The second time I lived in New York I was living with my then fiancé now husband. We crashed with friends, leased our apartment in the Bronx, and booked a job together from our very first audition. It was a New York fairytale! The only problem was that the job didn’t pay very well, and five days after our contract was over we would be getting married. We needed to save money for the wedding, and we only had the three months before we left the city to do it. We hit the pavement hardcore.
My husband got two jobs: one ushering for the New York State Theatre and one being a greeter(security) for CVS. I got a job working at a baby boutique in Brooklyn (yes, I commuted from the Bronx to Brooklyn, and yes, it was a horrible plan), and I got a job working as a beauty girl for CVS. My store was ten blocks south of my husband’s, but that’s just how New York City works.
Being a beauty girl wasn’t a bad job. All I had to do was sell makeup to rich old people, and I made commission. I worked hard, and I thought that everyone liked me. They all smiled at me. They held doors open for me. I thought they were nice. I was wrong.
My first day at work they had all taken bets on how long the “little white girl” was going to make it! They took bets! Like with money! I killed half the people in the pot when I made it past the second week. I hadn’t even noticed that I was the only white employee until someone told me about the bet. Once I found out, I was determined to stick it out at the store… well, at least until I had to leave for my less lucrative, more fulfilling theatre gig. But the longer I stayed, the worse things got.

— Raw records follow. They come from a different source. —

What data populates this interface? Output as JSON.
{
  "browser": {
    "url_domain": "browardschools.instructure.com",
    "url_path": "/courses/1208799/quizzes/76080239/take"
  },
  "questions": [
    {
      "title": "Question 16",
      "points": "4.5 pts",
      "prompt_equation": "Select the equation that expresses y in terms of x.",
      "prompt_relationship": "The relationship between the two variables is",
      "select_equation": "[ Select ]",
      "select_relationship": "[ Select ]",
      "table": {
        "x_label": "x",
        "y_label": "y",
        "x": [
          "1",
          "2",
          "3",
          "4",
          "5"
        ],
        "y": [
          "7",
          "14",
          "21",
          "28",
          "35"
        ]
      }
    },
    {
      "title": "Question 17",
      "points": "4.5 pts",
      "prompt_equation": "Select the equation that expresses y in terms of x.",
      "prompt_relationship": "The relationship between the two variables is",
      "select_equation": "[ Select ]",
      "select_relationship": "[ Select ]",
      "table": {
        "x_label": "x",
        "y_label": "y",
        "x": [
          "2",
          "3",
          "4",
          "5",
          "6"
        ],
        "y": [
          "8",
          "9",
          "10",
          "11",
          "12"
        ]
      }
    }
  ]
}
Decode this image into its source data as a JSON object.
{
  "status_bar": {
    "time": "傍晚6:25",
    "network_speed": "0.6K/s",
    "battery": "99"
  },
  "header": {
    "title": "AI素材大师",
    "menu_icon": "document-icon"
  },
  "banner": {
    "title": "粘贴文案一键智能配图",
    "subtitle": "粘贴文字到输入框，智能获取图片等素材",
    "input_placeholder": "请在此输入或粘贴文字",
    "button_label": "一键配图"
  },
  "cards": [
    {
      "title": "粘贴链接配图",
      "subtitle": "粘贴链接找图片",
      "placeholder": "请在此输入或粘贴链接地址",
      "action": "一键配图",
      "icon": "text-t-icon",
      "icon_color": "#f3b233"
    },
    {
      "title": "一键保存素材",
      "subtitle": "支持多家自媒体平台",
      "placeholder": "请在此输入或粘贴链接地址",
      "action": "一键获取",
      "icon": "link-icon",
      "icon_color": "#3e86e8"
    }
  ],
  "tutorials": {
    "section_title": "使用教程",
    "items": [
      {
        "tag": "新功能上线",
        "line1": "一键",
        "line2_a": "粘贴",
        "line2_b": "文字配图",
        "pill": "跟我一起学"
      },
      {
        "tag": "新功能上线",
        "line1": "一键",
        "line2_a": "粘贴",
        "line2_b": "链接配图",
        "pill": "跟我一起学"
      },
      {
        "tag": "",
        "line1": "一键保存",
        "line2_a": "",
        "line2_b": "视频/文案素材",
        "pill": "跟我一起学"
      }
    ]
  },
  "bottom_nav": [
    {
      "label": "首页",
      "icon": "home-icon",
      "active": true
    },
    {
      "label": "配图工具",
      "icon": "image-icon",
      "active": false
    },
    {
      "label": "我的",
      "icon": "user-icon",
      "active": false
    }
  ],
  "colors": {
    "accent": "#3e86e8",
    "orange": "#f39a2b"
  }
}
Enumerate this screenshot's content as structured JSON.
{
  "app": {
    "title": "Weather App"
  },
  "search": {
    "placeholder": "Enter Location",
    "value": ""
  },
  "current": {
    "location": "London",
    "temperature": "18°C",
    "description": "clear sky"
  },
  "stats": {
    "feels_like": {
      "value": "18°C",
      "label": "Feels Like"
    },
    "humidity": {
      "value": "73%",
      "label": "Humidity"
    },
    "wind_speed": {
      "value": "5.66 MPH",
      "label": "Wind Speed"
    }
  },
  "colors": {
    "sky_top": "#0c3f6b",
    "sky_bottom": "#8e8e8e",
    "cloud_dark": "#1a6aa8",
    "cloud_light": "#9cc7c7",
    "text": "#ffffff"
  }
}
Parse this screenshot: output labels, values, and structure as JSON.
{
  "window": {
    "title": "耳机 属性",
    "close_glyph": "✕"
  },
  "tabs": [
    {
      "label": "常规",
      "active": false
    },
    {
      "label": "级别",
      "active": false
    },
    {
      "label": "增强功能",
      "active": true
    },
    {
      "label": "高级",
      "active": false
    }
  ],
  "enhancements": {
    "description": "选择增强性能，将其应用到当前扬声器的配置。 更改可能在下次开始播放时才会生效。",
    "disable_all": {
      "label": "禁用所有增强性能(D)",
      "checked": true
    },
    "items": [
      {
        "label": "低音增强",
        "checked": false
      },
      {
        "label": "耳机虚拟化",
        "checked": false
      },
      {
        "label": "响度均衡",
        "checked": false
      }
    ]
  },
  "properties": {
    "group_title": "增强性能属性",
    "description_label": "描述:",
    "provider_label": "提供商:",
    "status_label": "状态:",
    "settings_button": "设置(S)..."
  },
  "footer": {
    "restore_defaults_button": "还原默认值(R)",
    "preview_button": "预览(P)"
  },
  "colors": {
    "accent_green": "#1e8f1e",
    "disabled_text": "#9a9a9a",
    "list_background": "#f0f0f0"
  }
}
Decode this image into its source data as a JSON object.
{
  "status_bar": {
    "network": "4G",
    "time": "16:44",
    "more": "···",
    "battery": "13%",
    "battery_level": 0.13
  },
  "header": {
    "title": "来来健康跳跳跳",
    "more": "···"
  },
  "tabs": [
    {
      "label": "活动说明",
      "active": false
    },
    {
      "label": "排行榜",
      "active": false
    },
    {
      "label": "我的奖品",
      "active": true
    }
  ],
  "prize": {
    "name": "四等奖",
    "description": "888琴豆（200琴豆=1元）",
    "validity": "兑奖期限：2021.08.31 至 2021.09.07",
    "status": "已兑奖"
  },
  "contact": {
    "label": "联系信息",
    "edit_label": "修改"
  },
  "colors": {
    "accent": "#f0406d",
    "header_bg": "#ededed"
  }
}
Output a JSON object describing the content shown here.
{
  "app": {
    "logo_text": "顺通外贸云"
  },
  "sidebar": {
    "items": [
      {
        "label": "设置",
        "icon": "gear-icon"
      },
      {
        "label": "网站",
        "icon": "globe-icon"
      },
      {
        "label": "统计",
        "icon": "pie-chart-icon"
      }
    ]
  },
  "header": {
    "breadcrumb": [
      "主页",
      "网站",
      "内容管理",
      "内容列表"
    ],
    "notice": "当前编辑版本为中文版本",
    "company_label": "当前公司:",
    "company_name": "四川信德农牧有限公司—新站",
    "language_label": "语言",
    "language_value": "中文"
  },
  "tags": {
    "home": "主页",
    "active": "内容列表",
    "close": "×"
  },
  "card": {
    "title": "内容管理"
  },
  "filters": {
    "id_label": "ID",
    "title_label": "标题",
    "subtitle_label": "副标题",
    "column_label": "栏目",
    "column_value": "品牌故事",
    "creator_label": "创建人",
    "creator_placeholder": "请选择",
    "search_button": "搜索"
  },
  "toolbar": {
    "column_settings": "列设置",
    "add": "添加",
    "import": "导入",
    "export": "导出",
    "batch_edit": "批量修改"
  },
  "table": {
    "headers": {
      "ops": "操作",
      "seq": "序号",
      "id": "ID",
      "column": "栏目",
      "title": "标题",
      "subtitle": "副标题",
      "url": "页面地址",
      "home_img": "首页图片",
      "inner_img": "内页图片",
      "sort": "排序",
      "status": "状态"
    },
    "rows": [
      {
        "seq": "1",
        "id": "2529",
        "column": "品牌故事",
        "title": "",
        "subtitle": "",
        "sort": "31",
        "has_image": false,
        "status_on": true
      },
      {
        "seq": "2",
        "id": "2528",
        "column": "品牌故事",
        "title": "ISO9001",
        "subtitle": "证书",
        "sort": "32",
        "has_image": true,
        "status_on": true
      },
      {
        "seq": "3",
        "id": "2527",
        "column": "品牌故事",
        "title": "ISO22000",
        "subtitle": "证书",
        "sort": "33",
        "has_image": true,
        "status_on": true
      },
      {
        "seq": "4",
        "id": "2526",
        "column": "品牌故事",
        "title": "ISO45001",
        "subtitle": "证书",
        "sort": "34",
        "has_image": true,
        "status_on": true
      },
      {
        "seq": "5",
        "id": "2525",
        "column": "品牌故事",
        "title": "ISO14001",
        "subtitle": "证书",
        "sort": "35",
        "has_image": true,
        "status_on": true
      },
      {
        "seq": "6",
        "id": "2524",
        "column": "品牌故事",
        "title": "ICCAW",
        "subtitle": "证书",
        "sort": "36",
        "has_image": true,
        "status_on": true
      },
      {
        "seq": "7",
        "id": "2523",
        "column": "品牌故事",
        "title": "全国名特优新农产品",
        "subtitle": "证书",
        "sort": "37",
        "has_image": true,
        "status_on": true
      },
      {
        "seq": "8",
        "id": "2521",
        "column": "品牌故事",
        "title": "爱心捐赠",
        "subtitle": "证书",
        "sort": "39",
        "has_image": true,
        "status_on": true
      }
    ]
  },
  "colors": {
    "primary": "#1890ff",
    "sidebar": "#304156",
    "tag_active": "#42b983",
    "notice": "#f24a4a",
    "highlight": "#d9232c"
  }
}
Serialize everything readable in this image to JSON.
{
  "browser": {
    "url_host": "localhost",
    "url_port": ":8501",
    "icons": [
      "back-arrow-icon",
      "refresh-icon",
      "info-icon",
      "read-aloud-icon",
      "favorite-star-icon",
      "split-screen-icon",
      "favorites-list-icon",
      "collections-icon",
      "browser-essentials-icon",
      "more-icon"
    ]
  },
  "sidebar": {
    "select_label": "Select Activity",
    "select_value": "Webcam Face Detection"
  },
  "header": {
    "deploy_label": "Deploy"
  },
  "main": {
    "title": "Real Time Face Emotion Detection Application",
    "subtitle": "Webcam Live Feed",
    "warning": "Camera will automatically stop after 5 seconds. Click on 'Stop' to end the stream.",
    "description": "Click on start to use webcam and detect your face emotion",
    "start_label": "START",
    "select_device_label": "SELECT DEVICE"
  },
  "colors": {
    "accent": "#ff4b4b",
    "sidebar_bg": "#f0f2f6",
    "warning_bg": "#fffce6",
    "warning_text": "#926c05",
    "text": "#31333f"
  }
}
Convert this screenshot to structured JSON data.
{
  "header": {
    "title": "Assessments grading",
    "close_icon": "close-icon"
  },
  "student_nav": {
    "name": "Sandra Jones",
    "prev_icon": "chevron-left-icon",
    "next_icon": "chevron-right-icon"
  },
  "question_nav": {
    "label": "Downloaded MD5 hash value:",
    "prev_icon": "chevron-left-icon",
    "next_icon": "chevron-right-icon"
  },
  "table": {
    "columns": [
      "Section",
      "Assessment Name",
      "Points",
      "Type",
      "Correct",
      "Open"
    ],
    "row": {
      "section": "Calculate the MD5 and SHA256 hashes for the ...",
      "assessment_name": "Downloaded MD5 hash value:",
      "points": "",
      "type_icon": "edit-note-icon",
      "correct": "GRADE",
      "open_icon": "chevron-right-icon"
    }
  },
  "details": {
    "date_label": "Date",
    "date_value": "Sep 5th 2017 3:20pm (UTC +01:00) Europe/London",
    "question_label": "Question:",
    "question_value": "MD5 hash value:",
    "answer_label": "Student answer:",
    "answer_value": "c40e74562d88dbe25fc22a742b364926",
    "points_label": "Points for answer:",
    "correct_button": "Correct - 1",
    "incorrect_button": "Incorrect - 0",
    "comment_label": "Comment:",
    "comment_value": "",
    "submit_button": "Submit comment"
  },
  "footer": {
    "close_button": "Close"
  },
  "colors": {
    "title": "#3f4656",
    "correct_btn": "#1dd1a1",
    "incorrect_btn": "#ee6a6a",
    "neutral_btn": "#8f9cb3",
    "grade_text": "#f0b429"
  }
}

Finally after weeks of workplace torment, I was in the stockroom counting lip gloss when one of the other beauty girls started yelling at me. She called me a cracker! I was shocked! I was horrified! And I said screw it, I’m done. So I walked into my manager’s office and said, “I quit! I quit! I quit, I quit, I quit! I leaving now, I’m never coming back, and you can forward my check to my address.” As I started to walk out, my manager stood up shocked at my sing-song sudden departure. “Why?” he asked stunned. I was very good at my job, and I don’t think he had actually put any money in on the “white girl quitting” bet. “Because my name isn’t cracker!” I walked out of the store, and I never went back. I suppose being theatrical is just part of my nature.